**THE TASK:** Report every line of the records below that includes the string "indent".

**SUPPLIED RECORDS:**
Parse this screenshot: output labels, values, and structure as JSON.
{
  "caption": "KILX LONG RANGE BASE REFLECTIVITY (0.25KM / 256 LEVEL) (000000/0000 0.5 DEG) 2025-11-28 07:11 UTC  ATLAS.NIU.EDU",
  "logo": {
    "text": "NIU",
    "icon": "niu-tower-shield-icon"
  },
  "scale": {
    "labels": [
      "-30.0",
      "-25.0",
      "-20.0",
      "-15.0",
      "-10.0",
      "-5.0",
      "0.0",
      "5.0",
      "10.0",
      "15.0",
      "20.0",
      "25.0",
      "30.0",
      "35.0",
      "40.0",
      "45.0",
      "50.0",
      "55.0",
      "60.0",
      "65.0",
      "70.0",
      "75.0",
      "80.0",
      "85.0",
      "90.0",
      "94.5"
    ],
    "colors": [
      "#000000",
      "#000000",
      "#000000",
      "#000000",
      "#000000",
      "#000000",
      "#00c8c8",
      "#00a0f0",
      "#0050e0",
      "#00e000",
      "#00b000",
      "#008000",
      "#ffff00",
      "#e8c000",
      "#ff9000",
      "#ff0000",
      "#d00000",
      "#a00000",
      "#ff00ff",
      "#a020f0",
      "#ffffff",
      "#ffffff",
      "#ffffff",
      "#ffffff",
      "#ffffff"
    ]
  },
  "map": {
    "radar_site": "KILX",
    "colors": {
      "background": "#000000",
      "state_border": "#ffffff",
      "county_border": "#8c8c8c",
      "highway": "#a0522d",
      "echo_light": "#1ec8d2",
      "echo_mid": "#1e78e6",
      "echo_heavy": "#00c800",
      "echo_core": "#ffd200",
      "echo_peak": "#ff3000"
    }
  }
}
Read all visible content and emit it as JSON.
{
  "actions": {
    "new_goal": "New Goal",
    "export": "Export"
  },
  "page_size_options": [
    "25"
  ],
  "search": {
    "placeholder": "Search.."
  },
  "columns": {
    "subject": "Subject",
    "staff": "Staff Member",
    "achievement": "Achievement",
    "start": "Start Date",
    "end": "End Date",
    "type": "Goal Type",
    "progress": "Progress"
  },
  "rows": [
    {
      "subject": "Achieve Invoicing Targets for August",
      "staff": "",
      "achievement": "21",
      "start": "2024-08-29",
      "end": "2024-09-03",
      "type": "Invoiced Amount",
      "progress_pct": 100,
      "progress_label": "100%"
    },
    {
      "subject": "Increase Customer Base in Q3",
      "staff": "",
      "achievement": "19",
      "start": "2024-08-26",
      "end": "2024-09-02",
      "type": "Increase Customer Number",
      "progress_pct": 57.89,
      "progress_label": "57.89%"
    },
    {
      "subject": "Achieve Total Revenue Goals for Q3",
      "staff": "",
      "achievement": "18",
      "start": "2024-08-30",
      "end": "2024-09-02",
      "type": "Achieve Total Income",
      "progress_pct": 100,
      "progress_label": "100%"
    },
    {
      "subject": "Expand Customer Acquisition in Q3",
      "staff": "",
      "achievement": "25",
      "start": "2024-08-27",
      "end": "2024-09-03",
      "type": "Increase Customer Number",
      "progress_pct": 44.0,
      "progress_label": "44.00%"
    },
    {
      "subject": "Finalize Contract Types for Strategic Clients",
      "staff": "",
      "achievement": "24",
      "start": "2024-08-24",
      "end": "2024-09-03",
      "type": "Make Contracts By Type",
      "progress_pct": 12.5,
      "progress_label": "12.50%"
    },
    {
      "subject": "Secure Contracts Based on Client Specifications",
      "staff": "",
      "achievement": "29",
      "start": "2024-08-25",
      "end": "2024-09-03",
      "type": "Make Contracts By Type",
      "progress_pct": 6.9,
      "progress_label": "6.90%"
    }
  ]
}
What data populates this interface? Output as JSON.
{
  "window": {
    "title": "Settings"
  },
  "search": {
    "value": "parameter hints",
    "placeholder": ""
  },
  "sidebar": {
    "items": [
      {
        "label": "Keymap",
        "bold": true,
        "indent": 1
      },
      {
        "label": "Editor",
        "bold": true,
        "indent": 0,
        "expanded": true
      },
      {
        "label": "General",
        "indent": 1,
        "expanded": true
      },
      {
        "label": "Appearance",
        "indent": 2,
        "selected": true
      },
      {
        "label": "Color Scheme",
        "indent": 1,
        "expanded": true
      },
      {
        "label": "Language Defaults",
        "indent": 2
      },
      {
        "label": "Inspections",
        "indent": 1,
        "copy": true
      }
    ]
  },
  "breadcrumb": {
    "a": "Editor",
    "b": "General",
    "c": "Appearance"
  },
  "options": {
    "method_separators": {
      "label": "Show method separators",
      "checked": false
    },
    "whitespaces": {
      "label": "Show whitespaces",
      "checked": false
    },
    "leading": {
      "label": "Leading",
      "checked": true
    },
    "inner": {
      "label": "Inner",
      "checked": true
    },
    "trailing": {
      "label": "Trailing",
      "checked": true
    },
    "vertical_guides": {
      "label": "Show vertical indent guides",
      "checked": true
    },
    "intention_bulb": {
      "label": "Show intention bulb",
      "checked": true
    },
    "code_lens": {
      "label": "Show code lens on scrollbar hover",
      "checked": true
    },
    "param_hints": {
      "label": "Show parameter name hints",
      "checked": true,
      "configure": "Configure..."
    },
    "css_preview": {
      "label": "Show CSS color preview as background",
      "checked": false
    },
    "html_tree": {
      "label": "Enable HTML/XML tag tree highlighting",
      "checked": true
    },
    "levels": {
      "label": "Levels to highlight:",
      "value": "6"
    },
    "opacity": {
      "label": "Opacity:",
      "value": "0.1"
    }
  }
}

**OUTPUT:**
        "indent": 1
        "indent": 0,
        "indent": 1,
        "indent": 2,
        "indent": 1,
        "indent": 2
        "indent": 1,
      "label": "Show vertical indent guides",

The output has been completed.